The name 'heirloom' connotes the passage of time and a sense of allure and quality. But when it comes to beans, what does heirloom really mean and can you really taste the difference?
I remember once hearing Chef Dominique Crenn describe the experience of eating a tomato straight from her Grandmother’s garden in France when she was a kid. The flavor exploded in her mouth and set the stage for her future culinary adventures. Legendary chef and food activist, Alice Waters, described a similar experience about tasting a "life-changing" wild strawberry during a year abroad (hmmm, also in France. Duly noted).
Now, while I’m not a chef or culinary figure, I can relate. The moment I tasted an heirloom bean for the first time, it was like the lights came on full blast. The fog had lifted. I realized all that I’d been missing by simply sticking with the same old beans on rotation. And trust me, I love beans of all types. But suddenly there was a new world of flavor and varieties to discover.
This revelation happened at a dinner party at a friend’s house years back. There was an entire meal served with dishes worthy of a Michelin star restaurant. But, it’s that side dish with those meaty white Corona beans that I remember most. The beans left such an impression on me that years later, here I am - Co-Founder of Beanstory and Chief Bean Believer.
So, what even is an heirloom bean? Essentially, they’re any bean that has been passed down through generations or families and has withstood the test of time. When you plant an heirloom seed, you get the same kind of bean that was eaten traditionally, throughout the years.
Beans are indigenous to the Americas and are part of the diet of virtually every culture around the globe. There are tens of thousands of different varieties of beans known to exist. Grocery stores, sadly, typically only carry four or five types (Black, Pinto, White, Kidney…). These standard varieties are called “commodity beans” because they’re bred for yield and profit versus taste. Heirloom beans, by contrast, are trickier to grow and produce less output, but, yes, you can taste a difference.
Ask anyone who loves to cook if heirloom beans are better, and they’ll undoubtedly say yes. I get it. Heirloom varieties tend to have deeper, more complex flavors. Their bite and texture feels more satisfying.
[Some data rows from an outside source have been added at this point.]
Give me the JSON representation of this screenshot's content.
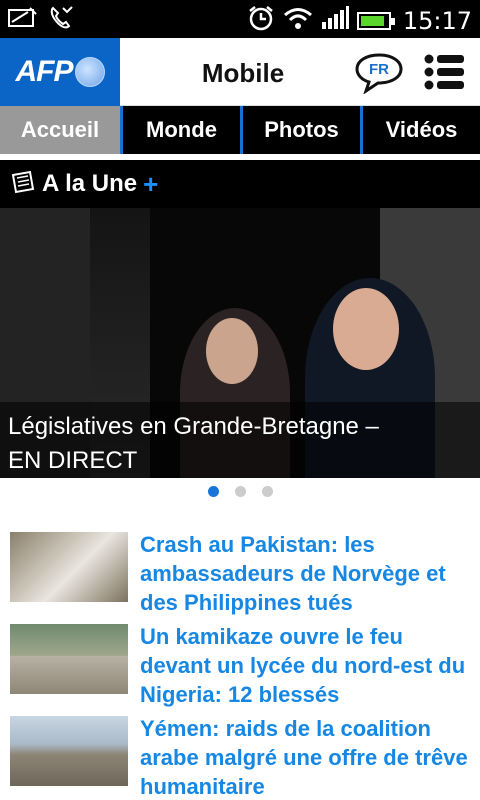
{
  "status_bar": {
    "time": "15:17",
    "icons": [
      "notification-icon",
      "missed-call-icon",
      "alarm-icon",
      "wifi-icon",
      "signal-icon",
      "battery-icon"
    ],
    "battery_level": 0.9
  },
  "header": {
    "logo_text": "AFP",
    "title": "Mobile",
    "language": "FR",
    "accent_color": "#0a65c6"
  },
  "tabs": [
    {
      "label": "Accueil",
      "active": true
    },
    {
      "label": "Monde",
      "active": false
    },
    {
      "label": "Photos",
      "active": false
    },
    {
      "label": "Vidéos",
      "active": false
    }
  ],
  "section": {
    "title": "A la Une",
    "plus": "+"
  },
  "hero": {
    "caption_line1": "Législatives en Grande-Bretagne –",
    "caption_line2": "EN DIRECT"
  },
  "pager": {
    "count": 3,
    "active_index": 0
  },
  "news": [
    {
      "title": "Crash au Pakistan: les ambassadeurs de Norvège et des Philippines tués"
    },
    {
      "title": "Un kamikaze ouvre le feu devant un lycée du nord-est du Nigeria: 12 blessés"
    },
    {
      "title": "Yémen: raids de la coalition arabe malgré une offre de trêve humanitaire"
    }
  ],
  "colors": {
    "link_blue": "#1687e3",
    "tab_divider": "#1a6fd1",
    "active_tab": "#999999"
  }
}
They come in all shapes and sizes and gorgeous hues that make each taste feel somehow more special. They’re also likely fresher and cook faster. That’s because these beans are typically grown in smaller quantities by smaller farms and are sold and consumed within the year in which they are harvested. Compare that to grocery stores that have been known to stock beans sometimes as old as ten years!
Now, let's give love to all beans. Standard varieties hit the spot too. I crave cannellini's for brothy beans and I adore our black beans for salads and burgers (and given ours come straight from the farm, you’ll notice a big difference in taste and cooking time versus standard grocery store varieties). but when I want to experiment or eat beans straight from a bowl, it’s heirlooms to which I turn: Peruano, Rio Zape, Tiger’s Eye, White Runners, and Zuni Gold to start. They’re delicious and intriguing and satisfying to eat and cook. At least that’s my impression. But you be the judge. I’m curious to hear your thoughts after you've tasted some for yourself. So dig in and please drop us a line.
And...to follow Bean Stories about our different heirloom varieties, read more here.